        Reply


    7. Tony Verre
      December 16, 2012

      Your point is well taken: show me the data. Like AJ said, case studies are hard to build, and even harder to publish with all the NDAs encircling every shred of data. Yet, it’s more than just the NDAs that are stopping me from publishing hard data on posts. The fact is, it takes a LONG time to test a hypothesis, and a long to devise a method that leaves little to no loop-holes. And, as the algo shifts/changes happen more frequently (at break-neck speed) what was “testable” 2 or 3 weeks ago, that window may have already closed.

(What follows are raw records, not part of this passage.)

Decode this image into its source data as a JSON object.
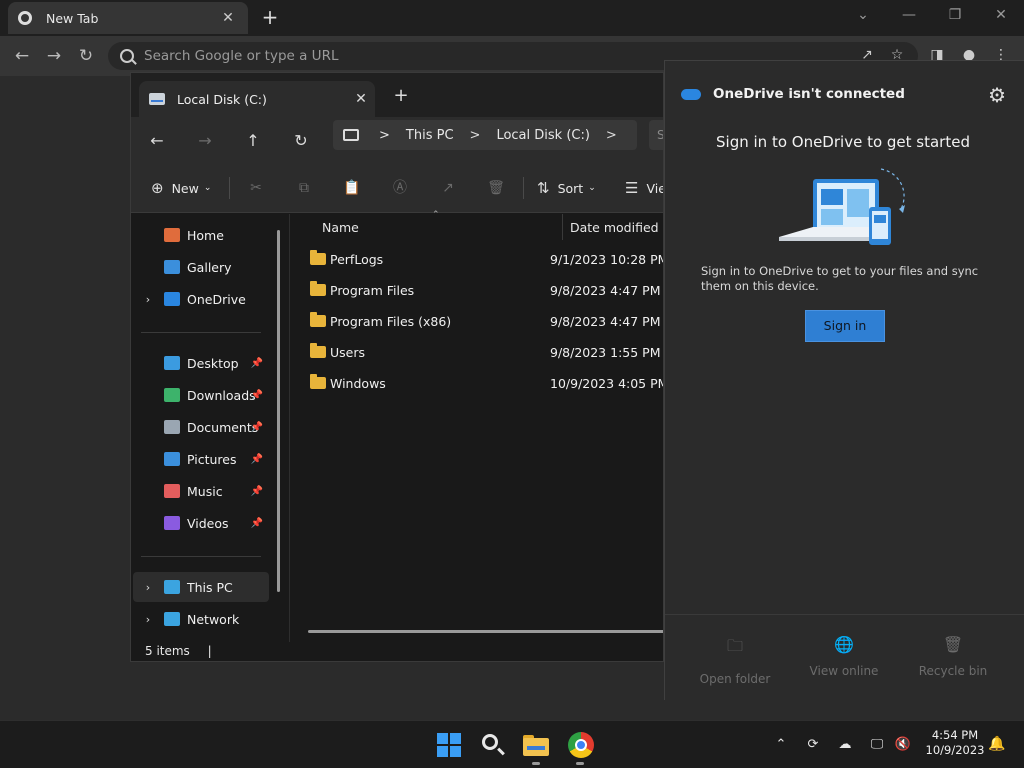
{
  "chrome": {
    "tab_title": "New Tab",
    "omnibox_placeholder": "Search Google or type a URL",
    "back_icon": "←",
    "forward_icon": "→",
    "reload_icon": "↻",
    "newtab_icon": "+",
    "close_tab_icon": "✕",
    "minimize_icon": "—",
    "restore_icon": "❐",
    "close_icon": "✕",
    "collapse_icon": "⌄",
    "share_icon": "↗",
    "star_icon": "☆",
    "sidepanel_icon": "◨",
    "profile_icon": "●",
    "menu_icon": "⋮"
  },
  "explorer": {
    "tab_title": "Local Disk (C:)",
    "close_tab_icon": "✕",
    "newtab_icon": "+",
    "breadcrumb": [
      "This PC",
      "Local Disk (C:)"
    ],
    "breadcrumb_sep": ">",
    "search_stub": "S",
    "commands": {
      "new_label": "New",
      "sort_label": "Sort",
      "view_label": "Vie"
    },
    "nav_pane": {
      "group1": [
        {
          "label": "Home",
          "icon": "home-icon",
          "color": "#e06c3c",
          "chevron": false
        },
        {
          "label": "Gallery",
          "icon": "gallery-icon",
          "color": "#3b8fdc",
          "chevron": false
        },
        {
          "label": "OneDrive",
          "icon": "onedrive-icon",
          "color": "#2a86e0",
          "chevron": true
        }
      ],
      "quick_access": [
        {
          "label": "Desktop",
          "icon": "desktop-icon",
          "color": "#3b9be0"
        },
        {
          "label": "Downloads",
          "icon": "downloads-icon",
          "color": "#3db36b"
        },
        {
          "label": "Documents",
          "icon": "documents-icon",
          "color": "#9aa6b2"
        },
        {
          "label": "Pictures",
          "icon": "pictures-icon",
          "color": "#3b8fdc"
        },
        {
          "label": "Music",
          "icon": "music-icon",
          "color": "#e35d5d"
        },
        {
          "label": "Videos",
          "icon": "videos-icon",
          "color": "#8a5be0"
        }
      ],
      "group3": [
        {
          "label": "This PC",
          "icon": "this-pc-icon",
          "color": "#3ba4e0",
          "chevron": true
        },
        {
          "label": "Network",
          "icon": "network-icon",
          "color": "#3ba4e0",
          "chevron": true
        }
      ]
    },
    "columns": {
      "name": "Name",
      "date": "Date modified"
    },
    "files": [
      {
        "name": "PerfLogs",
        "date": "9/1/2023 10:28 PM"
      },
      {
        "name": "Program Files",
        "date": "9/8/2023 4:47 PM"
      },
      {
        "name": "Program Files (x86)",
        "date": "9/8/2023 4:47 PM"
      },
      {
        "name": "Users",
        "date": "9/8/2023 1:55 PM"
      },
      {
        "name": "Windows",
        "date": "10/9/2023 4:05 PM"
      }
    ],
    "status": "5 items",
    "status_cursor": "|"
  },
  "onedrive": {
    "title": "OneDrive isn't connected",
    "heading": "Sign in to OneDrive to get started",
    "description": "Sign in to OneDrive to get to your files and sync them on this device.",
    "signin_label": "Sign in",
    "gear_icon": "⚙",
    "footer": [
      {
        "label": "Open folder",
        "icon": "🗀"
      },
      {
        "label": "View online",
        "icon": "🌐"
      },
      {
        "label": "Recycle bin",
        "icon": "🗑"
      }
    ]
  },
  "taskbar": {
    "time": "4:54 PM",
    "date": "10/9/2023",
    "tray_chevron": "⌃",
    "bell_icon": "🔔"
  }
}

      Then to publish those results, so that I can be viewed as an “expert” to peers? So that we can all have the same knowledge base and leave no differentiating factors between us? No thanks. You get credit for the data for a second these days, before the “Big Boys of Search” incorporate into their repertoire or claim it as their own discovery. Now I do my testing and discovery with my client sites and keep that knowledge to myself (good and bad).

      It’s why I’m given to writing about SEO theory, marketing tactics, business philosophy with search slants on it these days. It’s a lot more fulfilling to where to go and different angles on Search/SEO than it is to give away the data. It takes as much critical thinking to write great theory and philosophy posts as it does to conduct tests, IMO.

      Reply


      • Bill Sebald
        December 16, 2012

        Fair enough. But you wouldn’t be afraid to tell the readers you’re being theoretical, right? I feel the majority of what I read doesn’t. The industry (including all of marketing by the way) tends to tell you “such and such” will grow hair on your chest, write 300 posts and presentations about it, but never prove it. To that I say no thanks (which is what this post is about), because I only feel like I’m in the echo chamber being marketed to by my own peers.

        As far as your findings being stolen, yeah. It happens. I had a nice post years ago about the PR passing shortened URLs that I saw some exact data go uncredited into a Search Engine Land post. I can understand anyone’s decision to not to want to share it, but if you’re doing the kind of posts I noted above (it sounds like you aren’t), I’d be frustrated.

        NDAs are tough (which I also noted in my post). I still argue there’s a way to blind enough data to show something. But most of the posts I’m criticising share nothing remotely convincing. And frankly, the industry happily goes along with it. That’s the crux of the biscuit for me.

        Reply


    8. Mike Montali
      April 30, 2013

      Bill,

      I have found that there are a lot of posts out there written by people that don’t seem to “walk the walk”. When I look at their websites or those of their clients, they don’t have very high page rank or they don’t dominate in any substantial way. How can someone have credibility and authority when they’ve not been successful in their own right?

      On a more specific level, say someone is touting a particular method of link building in a blog post, if I can’t look at their own link profile and find any evidence of those links then it begs the question if they’re speaking based on hunches instead of proven success.

      It’s an unfortunate fact in this industry that you get a lot of people who present themselves as gurus when they really don’t know enough to authoritatively write an article or worse, charge someone for SEO services.

      Mike

      Reply


      • Bill Sebald
        May 1, 2013

        Couldn’t agree more!

        Reply


    9. Spook Seo
      December 19, 2013

      Hi Bill,
      I couldn’t agree more with the suggestion to provide solid and clear proof in every conjecture. Without it, it’s like taking a journey through a path, half-blinded. Aside from proof, perhaps we can’t underestimate the value of case studies that seem empty at this point because concrete deductions may also be part of the clear solution.

      Reply